The launch of Intel's Z690-series motherboards has been going relatively smoothly, stock issues notwithstanding, but in the course of the last fortnight reports came in of a curious problem with one specific ASUS ROG model. In isolated cases the ROG MAXIMUS Z690 HERO bricked itself, sometimes simply indicating a 'QCODE 53' error. And others... well... take a look:
Teething issues with new chipsets are rare, but they do happen. Severe cases of burnt motherboard components will however raise many more eyebrows. Multiple submissions were made to the /r/ASUS subreddit and multiple tech news sites picked up the story, focussing on the Error 53 code indicated on the motherboard's LED display and the specific ignited MOSFETs.
With hundreds of the Maximus Hero models now in the wild - ASUS ROG is an exceptionally popular brand after all - it was unclear if this was a problem isolated to a bad batch or the consequence of a flaw in the motherboard's design. Nonetheless BuildZoid, an enthusiast overclocker and well-respected contributor to tech sites worldwide, appears to have identified both the cause and a way of identifying units that will be susceptible.
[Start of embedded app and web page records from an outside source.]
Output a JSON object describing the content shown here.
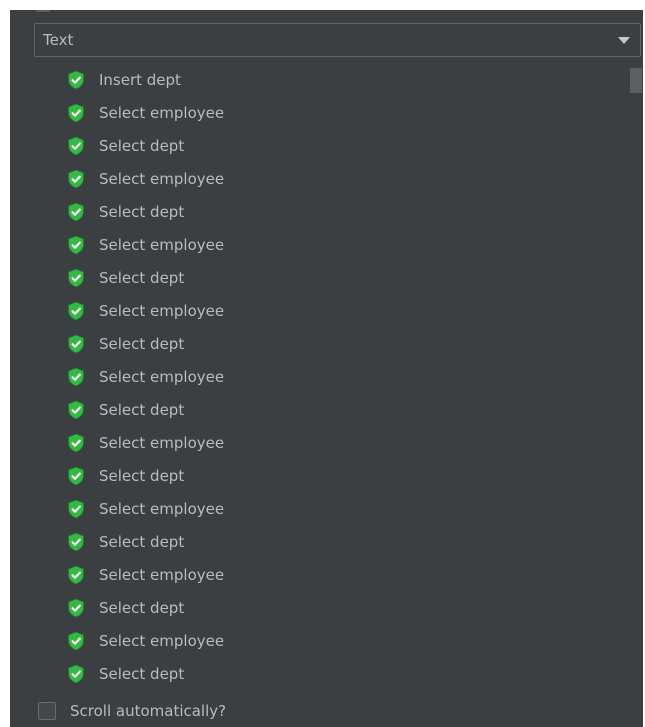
{
  "filter": {
    "selected": "Text"
  },
  "results": {
    "items": [
      {
        "label": "Insert dept",
        "status": "pass"
      },
      {
        "label": "Select employee",
        "status": "pass"
      },
      {
        "label": "Select dept",
        "status": "pass"
      },
      {
        "label": "Select employee",
        "status": "pass"
      },
      {
        "label": "Select dept",
        "status": "pass"
      },
      {
        "label": "Select employee",
        "status": "pass"
      },
      {
        "label": "Select dept",
        "status": "pass"
      },
      {
        "label": "Select employee",
        "status": "pass"
      },
      {
        "label": "Select dept",
        "status": "pass"
      },
      {
        "label": "Select employee",
        "status": "pass"
      },
      {
        "label": "Select dept",
        "status": "pass"
      },
      {
        "label": "Select employee",
        "status": "pass"
      },
      {
        "label": "Select dept",
        "status": "pass"
      },
      {
        "label": "Select employee",
        "status": "pass"
      },
      {
        "label": "Select dept",
        "status": "pass"
      },
      {
        "label": "Select employee",
        "status": "pass"
      },
      {
        "label": "Select dept",
        "status": "pass"
      },
      {
        "label": "Select employee",
        "status": "pass"
      },
      {
        "label": "Select dept",
        "status": "pass"
      }
    ]
  },
  "options": {
    "scroll_label": "Scroll automatically?",
    "scroll_checked": false
  },
  "icons": {
    "status": "shield-check-icon",
    "dropdown": "chevron-down-icon"
  },
  "colors": {
    "panel_bg": "#3c3f41",
    "text": "#bbbbbb",
    "success_green": "#36b845"
  }
}
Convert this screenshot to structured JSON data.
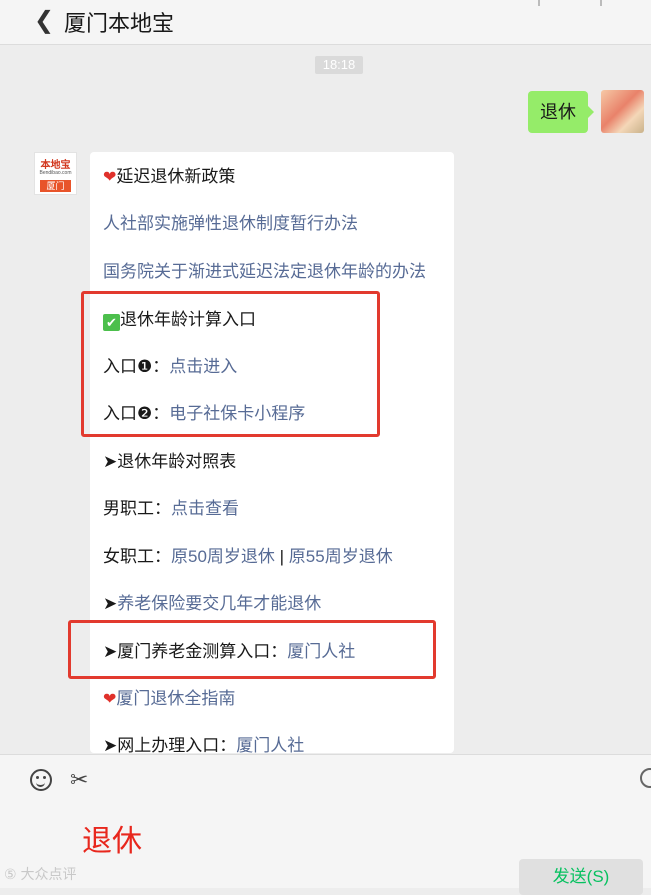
{
  "header": {
    "back_icon": "chevron-left-icon",
    "title": "厦门本地宝"
  },
  "chat": {
    "timestamp": "18:18",
    "my_message": "退休",
    "bot_avatar": {
      "brand": "本地宝",
      "domain": "Bendibao.com",
      "city": "厦门"
    },
    "bot_message": {
      "section1_title": "延迟退休新政策",
      "link1": "人社部实施弹性退休制度暂行办法",
      "link2": "国务院关于渐进式延迟法定退休年龄的办法",
      "section2_title": "退休年龄计算入口",
      "entry1_label": "入口❶：",
      "entry1_link": "点击进入",
      "entry2_label": "入口❷：",
      "entry2_link": "电子社保卡小程序",
      "table_title": "➤退休年龄对照表",
      "male_label": "男职工：",
      "male_link": "点击查看",
      "female_label": "女职工：",
      "female_link1": "原50周岁退休",
      "female_sep": " | ",
      "female_link2": "原55周岁退休",
      "pension_years_prefix": "➤",
      "pension_years_link": "养老保险要交几年才能退休",
      "calc_label": "➤厦门养老金测算入口：",
      "calc_link": "厦门人社",
      "guide_link": "厦门退休全指南",
      "online_label": "➤网上办理入口：",
      "online_link": "厦门人社"
    }
  },
  "input": {
    "emoji_icon": "emoji-icon",
    "scissor_icon": "scissor-icon",
    "typed_text": "退休",
    "send_label": "发送(S)"
  },
  "watermark": "⑤ 大众点评"
}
Internet sleuths placed an understandable focus on the components visually affected by the flaw. BuildZoid posited however that the visual indicators might just be symptoms of a problem upstream, particular as a MOSFET shorting would potentially cause a failure downstream (hence causing the Code 53 error).
Just adjacent to the affected area one key component might have been overlooked: the larger POSCAP located above the 4th DIMM slot. He noticed that in all the photos of affected Hero motherboards the white polarity indicator stripe on the capacitor was oriented on the left, but a press sample received by Tech Tuber JayzTwoCents and used extensively in post-launch testing had a flipped orientation.
A polymer capacitor oriented with the polarity reversed won't fail immediately; it will heat up, have a shorter life-span, and increased current leakage before failing entirely. Its failure could conceivably cause those burnt MOSFETS to fail so spectacularly, affecting power distribution to the memory controller and effectively bricking the board.
BuildZoid can't be 100% sure that this is the cause without having access to his own sample of the board and concrete information that there aren't two board revisions in the wild. Checking it would be trivial though with even a basic digital multi-meter and solid understanding on the circuitry (or better yet, a full schematic).
(1) Known good capacitor orientation via JayzTwoCents //
(2) Capacitor orientation on failed motherboard via WCCFTech
If the conjecture is accurate then this is an embarrassing turn of events for a company who have built a strong reputation for quality over years.
The flaw should have be picked up in manufacturing, either by the automatic pick-and-place process used to lay out components on the base PCB, or by later QA steps that compare high-resolution images of finished boards with a reference photo to identify discrepancies. Affected boards should never have made it into consumer hands.
Lacking confirmation from ASUS and a formal batch recall, the best way for owners to assess the risk to their system is by visually inspecting the motherboard. All should be good if that white bar is on the right; a white bar on the left however is cause for concern.
It should also be stressed that there is no indication of a general problem with Intel's Z690 chipset, nor ASUS ROG's wider range of Z690 motherboards.
SOURCE: Reddit, 2, Actually Hardcore Overclocking, DigitalTrends